_To do_
Give the number of lines below that contain the word "desc", and nothing else.

(App and web page records)
◆ ◆ ◆ ◆ ◆

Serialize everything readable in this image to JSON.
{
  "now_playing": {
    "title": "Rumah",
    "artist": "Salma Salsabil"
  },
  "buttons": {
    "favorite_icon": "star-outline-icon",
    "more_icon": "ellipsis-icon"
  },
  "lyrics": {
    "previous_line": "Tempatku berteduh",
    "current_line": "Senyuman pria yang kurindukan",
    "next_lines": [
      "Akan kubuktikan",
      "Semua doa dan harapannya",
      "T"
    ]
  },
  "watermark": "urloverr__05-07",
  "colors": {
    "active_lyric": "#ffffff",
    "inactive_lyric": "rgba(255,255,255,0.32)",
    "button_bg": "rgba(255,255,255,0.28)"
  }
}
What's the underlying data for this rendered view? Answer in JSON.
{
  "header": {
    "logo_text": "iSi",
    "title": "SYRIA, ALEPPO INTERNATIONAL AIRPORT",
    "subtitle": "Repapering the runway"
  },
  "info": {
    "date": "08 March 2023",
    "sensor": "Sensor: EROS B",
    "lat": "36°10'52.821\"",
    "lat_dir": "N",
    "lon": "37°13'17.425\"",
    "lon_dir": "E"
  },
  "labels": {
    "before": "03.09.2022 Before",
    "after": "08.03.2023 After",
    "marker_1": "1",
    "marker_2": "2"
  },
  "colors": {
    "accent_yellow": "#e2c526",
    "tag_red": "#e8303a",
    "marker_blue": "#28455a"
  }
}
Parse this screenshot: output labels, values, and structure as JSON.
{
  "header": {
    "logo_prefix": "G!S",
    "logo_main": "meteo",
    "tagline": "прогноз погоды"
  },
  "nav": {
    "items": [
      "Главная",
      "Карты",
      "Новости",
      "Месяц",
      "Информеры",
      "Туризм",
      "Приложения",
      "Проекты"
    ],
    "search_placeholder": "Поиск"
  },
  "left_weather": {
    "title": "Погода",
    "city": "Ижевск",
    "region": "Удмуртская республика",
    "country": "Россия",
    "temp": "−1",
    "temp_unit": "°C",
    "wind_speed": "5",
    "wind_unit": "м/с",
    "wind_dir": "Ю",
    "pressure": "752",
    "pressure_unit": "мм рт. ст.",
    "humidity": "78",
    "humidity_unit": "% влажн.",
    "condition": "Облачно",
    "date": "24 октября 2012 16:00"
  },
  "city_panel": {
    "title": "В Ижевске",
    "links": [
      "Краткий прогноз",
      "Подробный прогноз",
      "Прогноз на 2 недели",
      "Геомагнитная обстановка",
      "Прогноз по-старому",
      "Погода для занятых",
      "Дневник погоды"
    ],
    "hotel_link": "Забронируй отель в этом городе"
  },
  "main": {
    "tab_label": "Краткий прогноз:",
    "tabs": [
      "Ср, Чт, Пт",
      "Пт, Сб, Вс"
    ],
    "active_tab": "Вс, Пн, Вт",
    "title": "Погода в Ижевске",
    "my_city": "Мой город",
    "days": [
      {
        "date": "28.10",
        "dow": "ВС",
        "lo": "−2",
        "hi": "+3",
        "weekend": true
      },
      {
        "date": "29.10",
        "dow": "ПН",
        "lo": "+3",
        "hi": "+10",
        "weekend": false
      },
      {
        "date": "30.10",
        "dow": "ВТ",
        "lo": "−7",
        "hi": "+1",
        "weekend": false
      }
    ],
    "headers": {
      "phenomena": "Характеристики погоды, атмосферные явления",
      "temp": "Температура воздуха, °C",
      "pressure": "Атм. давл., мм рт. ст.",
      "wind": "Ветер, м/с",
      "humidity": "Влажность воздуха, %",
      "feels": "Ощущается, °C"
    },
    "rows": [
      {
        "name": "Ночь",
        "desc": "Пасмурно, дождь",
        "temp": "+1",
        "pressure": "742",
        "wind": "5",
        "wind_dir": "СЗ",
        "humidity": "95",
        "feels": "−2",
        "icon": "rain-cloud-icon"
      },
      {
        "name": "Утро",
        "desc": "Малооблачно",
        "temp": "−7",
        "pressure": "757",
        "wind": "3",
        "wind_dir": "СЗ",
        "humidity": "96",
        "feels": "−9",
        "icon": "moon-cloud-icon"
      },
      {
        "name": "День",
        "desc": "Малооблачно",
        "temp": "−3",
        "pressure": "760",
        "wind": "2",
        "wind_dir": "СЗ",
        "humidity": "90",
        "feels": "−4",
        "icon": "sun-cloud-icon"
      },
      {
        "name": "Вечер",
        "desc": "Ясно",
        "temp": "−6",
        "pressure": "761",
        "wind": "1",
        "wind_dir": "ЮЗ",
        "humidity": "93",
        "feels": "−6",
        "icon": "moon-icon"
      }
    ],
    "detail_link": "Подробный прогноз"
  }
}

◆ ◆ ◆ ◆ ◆

_Response for this exercise_
4